There are so many more patterns, however this is a good starting point, tie up in natural colors and a few in bright colors, like chartreuse and purple. To get the best of both worlds tie on two flies where legal and fish an egg-nymph combo and let the fish decide what they want, if all the fish eat your egg, then switch to two eggs and vice versa.
In higher flows a change of tactics is required, this is where a swung fly, either single hand or the Spey/Switch rod comes in handy, especially in bad weather conditions. It gives you the ability to cover more water while hoping to intersept a fish or two. The choice to swing a fly is a way of life so to speak, it can be very productive on large rivers or when you need to cover water fast but effectively. Some days it can be a struggle, however “the tug is the drug” as they say, and it could not be truer. It is an amazing feeling when you get hit on the swing, it’s like being electrocuted by your wall socket as the fish takes off downstream.

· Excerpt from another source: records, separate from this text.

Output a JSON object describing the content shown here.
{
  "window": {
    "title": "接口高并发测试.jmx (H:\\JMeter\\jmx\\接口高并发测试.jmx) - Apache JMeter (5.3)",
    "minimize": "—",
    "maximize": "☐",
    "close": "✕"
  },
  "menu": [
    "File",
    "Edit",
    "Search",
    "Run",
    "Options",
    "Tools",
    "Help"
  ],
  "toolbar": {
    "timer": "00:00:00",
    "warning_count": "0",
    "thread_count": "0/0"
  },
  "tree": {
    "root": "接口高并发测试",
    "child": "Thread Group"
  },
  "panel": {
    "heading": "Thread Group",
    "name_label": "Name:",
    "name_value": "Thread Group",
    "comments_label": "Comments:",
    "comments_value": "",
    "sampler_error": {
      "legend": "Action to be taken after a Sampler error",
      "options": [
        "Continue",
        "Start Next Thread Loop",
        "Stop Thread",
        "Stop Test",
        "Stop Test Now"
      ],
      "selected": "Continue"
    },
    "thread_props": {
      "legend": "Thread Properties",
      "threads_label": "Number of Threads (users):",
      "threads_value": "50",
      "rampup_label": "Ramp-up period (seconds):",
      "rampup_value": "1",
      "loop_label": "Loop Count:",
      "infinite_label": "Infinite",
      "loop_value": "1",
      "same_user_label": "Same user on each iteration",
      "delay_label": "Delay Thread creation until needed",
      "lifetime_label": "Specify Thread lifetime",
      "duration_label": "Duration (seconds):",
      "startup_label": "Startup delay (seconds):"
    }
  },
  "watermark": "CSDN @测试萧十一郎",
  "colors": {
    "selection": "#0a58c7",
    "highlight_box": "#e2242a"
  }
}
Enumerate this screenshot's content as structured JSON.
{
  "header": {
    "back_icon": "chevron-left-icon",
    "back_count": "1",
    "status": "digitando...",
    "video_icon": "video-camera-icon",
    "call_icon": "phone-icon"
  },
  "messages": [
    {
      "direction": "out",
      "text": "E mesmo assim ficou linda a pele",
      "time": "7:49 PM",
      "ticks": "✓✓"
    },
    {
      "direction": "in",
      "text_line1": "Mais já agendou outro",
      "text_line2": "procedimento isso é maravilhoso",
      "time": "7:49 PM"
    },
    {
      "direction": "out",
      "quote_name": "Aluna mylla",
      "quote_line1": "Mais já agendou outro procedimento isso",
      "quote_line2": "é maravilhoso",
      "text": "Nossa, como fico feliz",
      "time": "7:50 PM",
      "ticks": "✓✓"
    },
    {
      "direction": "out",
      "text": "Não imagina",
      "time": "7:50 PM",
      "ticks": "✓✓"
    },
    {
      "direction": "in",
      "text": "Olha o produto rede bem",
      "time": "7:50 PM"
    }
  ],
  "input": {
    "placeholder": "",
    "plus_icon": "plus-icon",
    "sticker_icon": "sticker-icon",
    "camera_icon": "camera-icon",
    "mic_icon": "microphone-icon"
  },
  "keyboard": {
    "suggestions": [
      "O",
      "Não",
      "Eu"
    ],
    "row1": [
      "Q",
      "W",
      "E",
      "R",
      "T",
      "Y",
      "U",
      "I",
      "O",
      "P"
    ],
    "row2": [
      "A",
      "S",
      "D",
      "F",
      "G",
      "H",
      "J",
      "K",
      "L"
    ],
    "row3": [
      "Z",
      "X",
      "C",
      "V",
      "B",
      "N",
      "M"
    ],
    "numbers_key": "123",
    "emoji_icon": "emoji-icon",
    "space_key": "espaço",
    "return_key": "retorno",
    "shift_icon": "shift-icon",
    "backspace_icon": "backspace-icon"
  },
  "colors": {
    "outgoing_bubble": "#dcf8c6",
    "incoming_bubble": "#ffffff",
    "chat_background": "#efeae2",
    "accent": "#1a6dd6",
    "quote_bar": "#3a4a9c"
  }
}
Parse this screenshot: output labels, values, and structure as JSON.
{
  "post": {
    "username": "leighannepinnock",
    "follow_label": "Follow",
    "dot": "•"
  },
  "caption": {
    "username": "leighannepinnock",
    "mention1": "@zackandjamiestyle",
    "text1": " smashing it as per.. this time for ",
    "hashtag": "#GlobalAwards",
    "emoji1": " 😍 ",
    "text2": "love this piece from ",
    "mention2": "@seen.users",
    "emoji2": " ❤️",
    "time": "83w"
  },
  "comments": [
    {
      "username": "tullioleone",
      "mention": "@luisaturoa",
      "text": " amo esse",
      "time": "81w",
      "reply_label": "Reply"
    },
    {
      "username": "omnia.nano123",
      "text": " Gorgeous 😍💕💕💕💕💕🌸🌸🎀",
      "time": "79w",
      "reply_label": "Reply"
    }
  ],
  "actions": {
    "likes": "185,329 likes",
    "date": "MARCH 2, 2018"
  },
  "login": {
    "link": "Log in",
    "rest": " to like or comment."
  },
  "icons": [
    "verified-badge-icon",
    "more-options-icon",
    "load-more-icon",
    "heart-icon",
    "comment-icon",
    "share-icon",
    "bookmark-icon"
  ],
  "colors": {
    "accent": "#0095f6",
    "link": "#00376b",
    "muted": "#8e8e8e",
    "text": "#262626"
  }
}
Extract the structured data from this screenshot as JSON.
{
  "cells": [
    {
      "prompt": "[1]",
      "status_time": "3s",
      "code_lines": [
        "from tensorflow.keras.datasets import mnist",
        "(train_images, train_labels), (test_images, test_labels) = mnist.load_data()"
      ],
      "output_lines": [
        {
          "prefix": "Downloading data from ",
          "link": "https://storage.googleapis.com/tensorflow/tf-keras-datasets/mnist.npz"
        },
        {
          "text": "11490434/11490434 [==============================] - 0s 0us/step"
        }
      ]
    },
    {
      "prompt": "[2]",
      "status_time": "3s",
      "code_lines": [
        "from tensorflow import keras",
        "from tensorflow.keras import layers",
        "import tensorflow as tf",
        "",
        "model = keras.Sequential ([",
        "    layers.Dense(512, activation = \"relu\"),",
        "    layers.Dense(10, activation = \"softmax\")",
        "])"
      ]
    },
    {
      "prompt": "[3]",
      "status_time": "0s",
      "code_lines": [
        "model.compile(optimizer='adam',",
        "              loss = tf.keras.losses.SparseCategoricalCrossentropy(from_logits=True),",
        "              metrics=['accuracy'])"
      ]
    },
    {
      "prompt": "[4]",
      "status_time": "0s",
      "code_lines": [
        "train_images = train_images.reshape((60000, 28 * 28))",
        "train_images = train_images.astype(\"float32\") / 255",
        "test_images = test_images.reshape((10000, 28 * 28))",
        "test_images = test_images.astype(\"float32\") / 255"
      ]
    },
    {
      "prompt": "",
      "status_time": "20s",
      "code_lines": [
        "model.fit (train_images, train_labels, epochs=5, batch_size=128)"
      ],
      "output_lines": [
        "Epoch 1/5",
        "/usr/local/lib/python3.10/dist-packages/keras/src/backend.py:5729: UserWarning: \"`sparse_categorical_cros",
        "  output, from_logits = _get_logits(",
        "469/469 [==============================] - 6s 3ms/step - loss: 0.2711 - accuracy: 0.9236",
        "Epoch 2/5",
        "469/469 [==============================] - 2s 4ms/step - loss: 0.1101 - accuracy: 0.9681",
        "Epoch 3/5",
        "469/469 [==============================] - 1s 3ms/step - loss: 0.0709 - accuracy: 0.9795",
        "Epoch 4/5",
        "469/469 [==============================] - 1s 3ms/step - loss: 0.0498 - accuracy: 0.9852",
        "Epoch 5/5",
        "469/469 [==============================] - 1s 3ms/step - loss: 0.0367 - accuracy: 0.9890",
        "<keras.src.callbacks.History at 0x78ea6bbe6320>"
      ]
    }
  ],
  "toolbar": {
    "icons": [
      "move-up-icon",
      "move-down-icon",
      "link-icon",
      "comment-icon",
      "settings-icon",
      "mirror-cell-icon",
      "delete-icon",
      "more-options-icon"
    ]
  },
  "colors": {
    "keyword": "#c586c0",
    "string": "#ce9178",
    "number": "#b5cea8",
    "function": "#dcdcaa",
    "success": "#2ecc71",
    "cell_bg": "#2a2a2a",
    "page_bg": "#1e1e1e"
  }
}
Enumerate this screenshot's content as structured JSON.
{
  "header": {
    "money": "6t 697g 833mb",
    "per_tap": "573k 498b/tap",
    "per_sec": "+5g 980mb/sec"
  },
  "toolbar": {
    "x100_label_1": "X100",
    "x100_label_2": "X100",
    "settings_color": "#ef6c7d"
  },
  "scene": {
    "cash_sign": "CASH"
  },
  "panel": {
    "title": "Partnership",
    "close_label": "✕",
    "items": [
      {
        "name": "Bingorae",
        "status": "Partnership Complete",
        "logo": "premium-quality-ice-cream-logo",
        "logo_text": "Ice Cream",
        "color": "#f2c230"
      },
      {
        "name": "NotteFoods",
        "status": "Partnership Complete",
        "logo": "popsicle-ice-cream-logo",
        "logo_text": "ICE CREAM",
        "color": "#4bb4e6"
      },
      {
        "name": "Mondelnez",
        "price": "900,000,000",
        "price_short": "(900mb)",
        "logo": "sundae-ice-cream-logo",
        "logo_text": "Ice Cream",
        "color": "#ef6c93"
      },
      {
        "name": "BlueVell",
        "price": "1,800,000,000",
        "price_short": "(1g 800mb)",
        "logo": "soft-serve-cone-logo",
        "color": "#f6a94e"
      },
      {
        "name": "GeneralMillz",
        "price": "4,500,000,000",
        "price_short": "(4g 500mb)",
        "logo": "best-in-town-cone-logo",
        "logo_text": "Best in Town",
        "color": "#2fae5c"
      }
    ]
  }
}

Early season steelhead is a great time to get on the water, the fishing’s great, the people are still warm and friendly, and the scenery is gorgeous as leaves begin to turn. If the fish aren’t plentiful at least you are outside, and the camaraderie and colors make up for it. The more time you spend on the creeks, the more chance you will be there when it happens, instead of the usual “should have been here yesterday”. When it happens, you will know, fish will be everywhere and you have the time of your life and it will seem like whatever you through at them they will eat it, nothing can stop you, that is the reason people keep coming back.